AIM OF THE EXERCISE ->
Using the listing below, report all lines holding the word "subtitle".
==== TASK INPUTS
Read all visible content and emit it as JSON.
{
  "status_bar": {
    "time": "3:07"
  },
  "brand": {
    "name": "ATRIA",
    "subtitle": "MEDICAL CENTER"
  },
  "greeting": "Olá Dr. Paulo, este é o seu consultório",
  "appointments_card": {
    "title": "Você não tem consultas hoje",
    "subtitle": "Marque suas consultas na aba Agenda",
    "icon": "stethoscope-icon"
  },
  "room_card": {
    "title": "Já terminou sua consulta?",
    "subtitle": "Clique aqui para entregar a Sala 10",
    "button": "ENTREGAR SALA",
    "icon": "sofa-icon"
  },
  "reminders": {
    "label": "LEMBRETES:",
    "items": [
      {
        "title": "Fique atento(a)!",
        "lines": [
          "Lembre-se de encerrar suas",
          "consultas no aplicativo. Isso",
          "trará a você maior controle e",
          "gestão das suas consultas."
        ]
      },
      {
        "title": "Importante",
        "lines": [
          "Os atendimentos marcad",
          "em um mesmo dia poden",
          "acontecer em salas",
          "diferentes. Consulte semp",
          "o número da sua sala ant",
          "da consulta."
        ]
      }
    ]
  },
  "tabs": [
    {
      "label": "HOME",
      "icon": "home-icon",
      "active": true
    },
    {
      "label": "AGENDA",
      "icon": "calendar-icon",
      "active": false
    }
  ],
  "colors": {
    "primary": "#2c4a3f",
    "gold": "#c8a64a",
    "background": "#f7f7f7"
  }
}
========
SOLVED PROBLEM ->
    "subtitle": "MEDICAL CENTER"
    "subtitle": "Marque suas consultas na aba Agenda",
    "subtitle": "Clique aqui para entregar a Sala 10",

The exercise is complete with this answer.